The RSPCA said it picked up 23 sick swans over the past two weeks, according to local media reports, but only one survived. The animal welfare charity was first alerted by the public on 28 July and has been trying to rescue ill birds from the river ever since, it said.
The charity contacted the Environment Agency and according to the local press, the regulator’s initial findings suggest that avian botulism was the cause of the birds’ deaths.
The Animal and Plant Health Agency (APHA) says avian botulism is usually caused by C. botulinum, an oxygen intolerant bacterium that multiplies in putrefying plant and animal material and is “often found in lakes in periods of anoxic conditions and poor water quality.”
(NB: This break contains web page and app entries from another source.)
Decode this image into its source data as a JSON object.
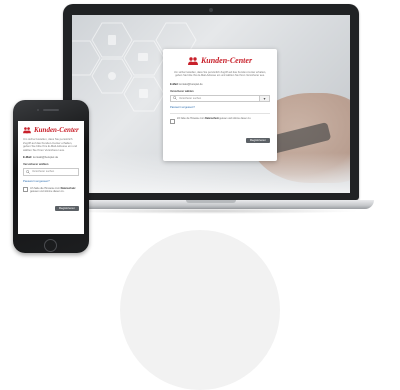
{
  "brand": {
    "name": "Kunden-Center",
    "logo_icon": "people-group-icon",
    "color": "#c8202a"
  },
  "login": {
    "intro": "Um sicherzustellen, dass Sie persönlich Zugriff auf das Kunden-Center erhalten, geben Sie bitte Ihre E-Mail-Adresse ein und wählen Sie Ihren Versicherer aus.",
    "email_label": "E-Mail:",
    "email_value": "kontakt@beispiel.de",
    "insurer_label": "Versicherer wählen",
    "insurer_placeholder": "Versicherer suchen",
    "select_arrow": "▾",
    "alt_login_link": "Passwort vergessen?",
    "consent_prefix": "Ich habe die Hinweise zum ",
    "consent_bold": "Datenschutz",
    "consent_suffix": " gelesen und stimme diesen zu.",
    "submit_label": "Registrieren"
  },
  "colors": {
    "button": "#5c6166",
    "link": "#2f6fb0"
  }
}
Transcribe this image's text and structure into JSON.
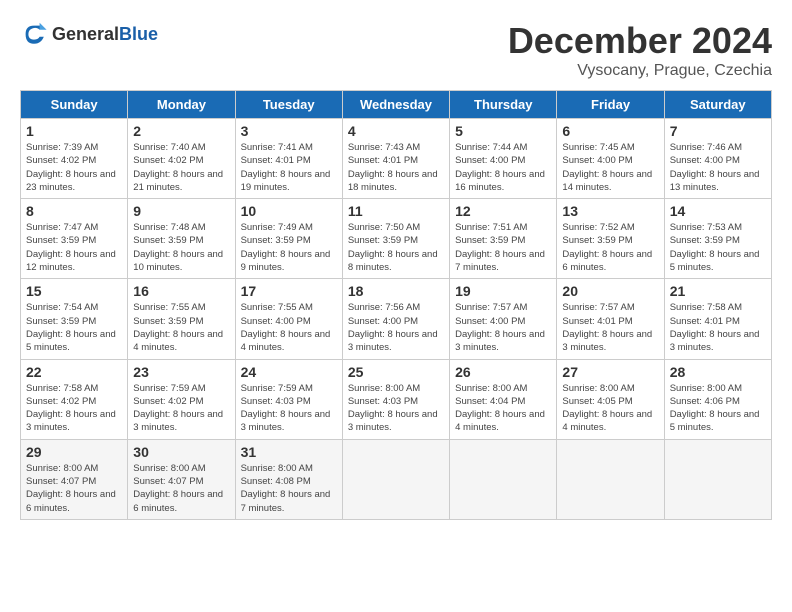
{
  "header": {
    "logo_general": "General",
    "logo_blue": "Blue",
    "month": "December 2024",
    "location": "Vysocany, Prague, Czechia"
  },
  "weekdays": [
    "Sunday",
    "Monday",
    "Tuesday",
    "Wednesday",
    "Thursday",
    "Friday",
    "Saturday"
  ],
  "weeks": [
    [
      {
        "day": 1,
        "sunrise": "7:39 AM",
        "sunset": "4:02 PM",
        "daylight": "8 hours and 23 minutes."
      },
      {
        "day": 2,
        "sunrise": "7:40 AM",
        "sunset": "4:02 PM",
        "daylight": "8 hours and 21 minutes."
      },
      {
        "day": 3,
        "sunrise": "7:41 AM",
        "sunset": "4:01 PM",
        "daylight": "8 hours and 19 minutes."
      },
      {
        "day": 4,
        "sunrise": "7:43 AM",
        "sunset": "4:01 PM",
        "daylight": "8 hours and 18 minutes."
      },
      {
        "day": 5,
        "sunrise": "7:44 AM",
        "sunset": "4:00 PM",
        "daylight": "8 hours and 16 minutes."
      },
      {
        "day": 6,
        "sunrise": "7:45 AM",
        "sunset": "4:00 PM",
        "daylight": "8 hours and 14 minutes."
      },
      {
        "day": 7,
        "sunrise": "7:46 AM",
        "sunset": "4:00 PM",
        "daylight": "8 hours and 13 minutes."
      }
    ],
    [
      {
        "day": 8,
        "sunrise": "7:47 AM",
        "sunset": "3:59 PM",
        "daylight": "8 hours and 12 minutes."
      },
      {
        "day": 9,
        "sunrise": "7:48 AM",
        "sunset": "3:59 PM",
        "daylight": "8 hours and 10 minutes."
      },
      {
        "day": 10,
        "sunrise": "7:49 AM",
        "sunset": "3:59 PM",
        "daylight": "8 hours and 9 minutes."
      },
      {
        "day": 11,
        "sunrise": "7:50 AM",
        "sunset": "3:59 PM",
        "daylight": "8 hours and 8 minutes."
      },
      {
        "day": 12,
        "sunrise": "7:51 AM",
        "sunset": "3:59 PM",
        "daylight": "8 hours and 7 minutes."
      },
      {
        "day": 13,
        "sunrise": "7:52 AM",
        "sunset": "3:59 PM",
        "daylight": "8 hours and 6 minutes."
      },
      {
        "day": 14,
        "sunrise": "7:53 AM",
        "sunset": "3:59 PM",
        "daylight": "8 hours and 5 minutes."
      }
    ],
    [
      {
        "day": 15,
        "sunrise": "7:54 AM",
        "sunset": "3:59 PM",
        "daylight": "8 hours and 5 minutes."
      },
      {
        "day": 16,
        "sunrise": "7:55 AM",
        "sunset": "3:59 PM",
        "daylight": "8 hours and 4 minutes."
      },
      {
        "day": 17,
        "sunrise": "7:55 AM",
        "sunset": "4:00 PM",
        "daylight": "8 hours and 4 minutes."
      },
      {
        "day": 18,
        "sunrise": "7:56 AM",
        "sunset": "4:00 PM",
        "daylight": "8 hours and 3 minutes."
      },
      {
        "day": 19,
        "sunrise": "7:57 AM",
        "sunset": "4:00 PM",
        "daylight": "8 hours and 3 minutes."
      },
      {
        "day": 20,
        "sunrise": "7:57 AM",
        "sunset": "4:01 PM",
        "daylight": "8 hours and 3 minutes."
      },
      {
        "day": 21,
        "sunrise": "7:58 AM",
        "sunset": "4:01 PM",
        "daylight": "8 hours and 3 minutes."
      }
    ],
    [
      {
        "day": 22,
        "sunrise": "7:58 AM",
        "sunset": "4:02 PM",
        "daylight": "8 hours and 3 minutes."
      },
      {
        "day": 23,
        "sunrise": "7:59 AM",
        "sunset": "4:02 PM",
        "daylight": "8 hours and 3 minutes."
      },
      {
        "day": 24,
        "sunrise": "7:59 AM",
        "sunset": "4:03 PM",
        "daylight": "8 hours and 3 minutes."
      },
      {
        "day": 25,
        "sunrise": "8:00 AM",
        "sunset": "4:03 PM",
        "daylight": "8 hours and 3 minutes."
      },
      {
        "day": 26,
        "sunrise": "8:00 AM",
        "sunset": "4:04 PM",
        "daylight": "8 hours and 4 minutes."
      },
      {
        "day": 27,
        "sunrise": "8:00 AM",
        "sunset": "4:05 PM",
        "daylight": "8 hours and 4 minutes."
      },
      {
        "day": 28,
        "sunrise": "8:00 AM",
        "sunset": "4:06 PM",
        "daylight": "8 hours and 5 minutes."
      }
    ],
    [
      {
        "day": 29,
        "sunrise": "8:00 AM",
        "sunset": "4:07 PM",
        "daylight": "8 hours and 6 minutes."
      },
      {
        "day": 30,
        "sunrise": "8:00 AM",
        "sunset": "4:07 PM",
        "daylight": "8 hours and 6 minutes."
      },
      {
        "day": 31,
        "sunrise": "8:00 AM",
        "sunset": "4:08 PM",
        "daylight": "8 hours and 7 minutes."
      },
      null,
      null,
      null,
      null
    ]
  ]
}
Low oxygen levels can be linked to warm weather. Rivers can also be starved of oxygen when there is an excess of organic matter in the water, which can come from sewage works or farms. Raw sewage discharges into a river are accompanied by a decrease in dissolved oxygen content because bacteria, which use the sewage as a food source, grow in number and respire, using up oxygen in the water and can lead to fish kills.
The disease, caused by the swans eating the bacteria, can lead to the paralysis of birds’ wings, legs and necks and they usually die as a result of respiratory failure or drowning.
Stockton Council’s cabinet member for access, communities and community safety Steve Nelson said he was saddened by the deaths and urged people and their pets to stay out of the water.
“We strongly advise this at all times anyway but this is just another reason to do so, alongside the other dangers like currents and cold water shock,” he said.
“If you’re walking your dog close to the area where the swans have died, we’re advising you to keep them on a short lead and away from the water.”
In a statement, RSPCA chief inspector Mark Gent, who has been leading the rescue operation, said: “Swans affected by the illness usually display a kinked neck and their beaks are more of a grey colour rather than a distinctive orange.
“It is awful to deal with this situation as the birds are in such a state of suffering the chances of them recovering are extremely low and if they are left they will die a lingering death.
“We have been busy rescuing them but sadly 22 were in such a poor condition that a vet decided they needed to be put to sleep to end their suffering.
“We estimate there are still 86 swans on this stretch of the river and will be monitoring their health for as long as needed. We are hoping for some cooler weather and rain to help the water return to normal.”
According to the RSPCA, APHA and DEFRA are testing some of the deceased swans.
The Environment Agency said it was not able to comment because the matter did not involve a pollution incident, but that it was investigating the swans’ deaths alongside the RSPB.